__Prompt__. Reproduce every entry exactly.

__Record set__.
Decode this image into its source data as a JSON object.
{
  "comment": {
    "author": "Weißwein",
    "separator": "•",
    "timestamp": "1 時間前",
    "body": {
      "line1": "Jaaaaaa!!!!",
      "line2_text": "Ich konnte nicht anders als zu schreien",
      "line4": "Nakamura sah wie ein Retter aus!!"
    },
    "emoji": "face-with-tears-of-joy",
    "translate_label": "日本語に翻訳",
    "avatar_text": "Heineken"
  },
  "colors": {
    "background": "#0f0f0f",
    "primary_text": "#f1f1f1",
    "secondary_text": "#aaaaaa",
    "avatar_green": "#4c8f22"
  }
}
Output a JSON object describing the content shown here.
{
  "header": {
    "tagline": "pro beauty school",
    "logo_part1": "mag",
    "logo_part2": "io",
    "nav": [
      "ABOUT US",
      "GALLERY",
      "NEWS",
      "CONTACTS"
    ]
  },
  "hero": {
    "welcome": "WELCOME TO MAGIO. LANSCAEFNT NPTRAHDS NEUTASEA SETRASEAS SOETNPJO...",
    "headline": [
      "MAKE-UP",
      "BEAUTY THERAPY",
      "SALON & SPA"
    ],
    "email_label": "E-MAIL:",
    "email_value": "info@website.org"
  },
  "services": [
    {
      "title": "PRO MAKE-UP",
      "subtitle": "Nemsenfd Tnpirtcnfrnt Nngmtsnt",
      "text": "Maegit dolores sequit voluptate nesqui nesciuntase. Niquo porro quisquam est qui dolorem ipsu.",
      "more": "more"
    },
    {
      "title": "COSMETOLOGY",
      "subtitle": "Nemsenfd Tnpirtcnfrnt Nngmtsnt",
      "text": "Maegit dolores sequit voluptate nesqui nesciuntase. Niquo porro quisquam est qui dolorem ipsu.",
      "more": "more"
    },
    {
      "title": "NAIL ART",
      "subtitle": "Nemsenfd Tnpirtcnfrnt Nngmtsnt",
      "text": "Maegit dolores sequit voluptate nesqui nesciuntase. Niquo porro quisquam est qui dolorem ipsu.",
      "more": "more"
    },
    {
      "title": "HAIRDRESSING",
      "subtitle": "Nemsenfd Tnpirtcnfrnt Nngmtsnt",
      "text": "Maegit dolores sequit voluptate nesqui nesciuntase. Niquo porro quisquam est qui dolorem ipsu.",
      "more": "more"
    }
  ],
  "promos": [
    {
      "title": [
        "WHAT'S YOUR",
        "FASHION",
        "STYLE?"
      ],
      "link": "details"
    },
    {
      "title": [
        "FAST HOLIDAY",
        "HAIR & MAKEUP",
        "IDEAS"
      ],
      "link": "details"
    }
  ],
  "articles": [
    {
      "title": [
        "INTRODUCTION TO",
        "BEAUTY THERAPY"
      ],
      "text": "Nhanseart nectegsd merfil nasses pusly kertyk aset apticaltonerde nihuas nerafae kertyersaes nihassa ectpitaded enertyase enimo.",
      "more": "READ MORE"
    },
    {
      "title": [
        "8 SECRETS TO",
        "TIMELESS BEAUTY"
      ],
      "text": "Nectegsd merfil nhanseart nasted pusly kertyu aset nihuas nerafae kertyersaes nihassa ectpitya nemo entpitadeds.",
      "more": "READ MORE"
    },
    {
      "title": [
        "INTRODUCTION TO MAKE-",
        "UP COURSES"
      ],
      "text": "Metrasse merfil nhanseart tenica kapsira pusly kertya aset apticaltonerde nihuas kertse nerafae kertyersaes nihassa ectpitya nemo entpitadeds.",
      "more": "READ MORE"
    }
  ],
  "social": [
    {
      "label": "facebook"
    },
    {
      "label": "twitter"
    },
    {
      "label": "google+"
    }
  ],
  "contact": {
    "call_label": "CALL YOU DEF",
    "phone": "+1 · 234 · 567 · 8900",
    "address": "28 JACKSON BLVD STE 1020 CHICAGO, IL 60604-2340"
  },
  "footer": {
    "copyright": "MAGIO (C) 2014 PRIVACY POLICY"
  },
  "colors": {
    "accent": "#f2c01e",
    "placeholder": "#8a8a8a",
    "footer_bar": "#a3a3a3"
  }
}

__Your response__.
Decode this image into its source data as a JSON object.
{
  "comment": {
    "author": "Weißwein",
    "separator": "•",
    "timestamp": "1 時間前",
    "body": {
      "line1": "Jaaaaaa!!!!",
      "line2_text": "Ich konnte nicht anders als zu schreien",
      "line4": "Nakamura sah wie ein Retter aus!!"
    },
    "emoji": "face-with-tears-of-joy",
    "translate_label": "日本語に翻訳",
    "avatar_text": "Heineken"
  },
  "colors": {
    "background": "#0f0f0f",
    "primary_text": "#f1f1f1",
    "secondary_text": "#aaaaaa",
    "avatar_green": "#4c8f22"
  }
}
Output a JSON object describing the content shown here.
{
  "header": {
    "tagline": "pro beauty school",
    "logo_part1": "mag",
    "logo_part2": "io",
    "nav": [
      "ABOUT US",
      "GALLERY",
      "NEWS",
      "CONTACTS"
    ]
  },
  "hero": {
    "welcome": "WELCOME TO MAGIO. LANSCAEFNT NPTRAHDS NEUTASEA SETRASEAS SOETNPJO...",
    "headline": [
      "MAKE-UP",
      "BEAUTY THERAPY",
      "SALON & SPA"
    ],
    "email_label": "E-MAIL:",
    "email_value": "info@website.org"
  },
  "services": [
    {
      "title": "PRO MAKE-UP",
      "subtitle": "Nemsenfd Tnpirtcnfrnt Nngmtsnt",
      "text": "Maegit dolores sequit voluptate nesqui nesciuntase. Niquo porro quisquam est qui dolorem ipsu.",
      "more": "more"
    },
    {
      "title": "COSMETOLOGY",
      "subtitle": "Nemsenfd Tnpirtcnfrnt Nngmtsnt",
      "text": "Maegit dolores sequit voluptate nesqui nesciuntase. Niquo porro quisquam est qui dolorem ipsu.",
      "more": "more"
    },
    {
      "title": "NAIL ART",
      "subtitle": "Nemsenfd Tnpirtcnfrnt Nngmtsnt",
      "text": "Maegit dolores sequit voluptate nesqui nesciuntase. Niquo porro quisquam est qui dolorem ipsu.",
      "more": "more"
    },
    {
      "title": "HAIRDRESSING",
      "subtitle": "Nemsenfd Tnpirtcnfrnt Nngmtsnt",
      "text": "Maegit dolores sequit voluptate nesqui nesciuntase. Niquo porro quisquam est qui dolorem ipsu.",
      "more": "more"
    }
  ],
  "promos": [
    {
      "title": [
        "WHAT'S YOUR",
        "FASHION",
        "STYLE?"
      ],
      "link": "details"
    },
    {
      "title": [
        "FAST HOLIDAY",
        "HAIR & MAKEUP",
        "IDEAS"
      ],
      "link": "details"
    }
  ],
  "articles": [
    {
      "title": [
        "INTRODUCTION TO",
        "BEAUTY THERAPY"
      ],
      "text": "Nhanseart nectegsd merfil nasses pusly kertyk aset apticaltonerde nihuas nerafae kertyersaes nihassa ectpitaded enertyase enimo.",
      "more": "READ MORE"
    },
    {
      "title": [
        "8 SECRETS TO",
        "TIMELESS BEAUTY"
      ],
      "text": "Nectegsd merfil nhanseart nasted pusly kertyu aset nihuas nerafae kertyersaes nihassa ectpitya nemo entpitadeds.",
      "more": "READ MORE"
    },
    {
      "title": [
        "INTRODUCTION TO MAKE-",
        "UP COURSES"
      ],
      "text": "Metrasse merfil nhanseart tenica kapsira pusly kertya aset apticaltonerde nihuas kertse nerafae kertyersaes nihassa ectpitya nemo entpitadeds.",
      "more": "READ MORE"
    }
  ],
  "social": [
    {
      "label": "facebook"
    },
    {
      "label": "twitter"
    },
    {
      "label": "google+"
    }
  ],
  "contact": {
    "call_label": "CALL YOU DEF",
    "phone": "+1 · 234 · 567 · 8900",
    "address": "28 JACKSON BLVD STE 1020 CHICAGO, IL 60604-2340"
  },
  "footer": {
    "copyright": "MAGIO (C) 2014 PRIVACY POLICY"
  },
  "colors": {
    "accent": "#f2c01e",
    "placeholder": "#8a8a8a",
    "footer_bar": "#a3a3a3"
  }
}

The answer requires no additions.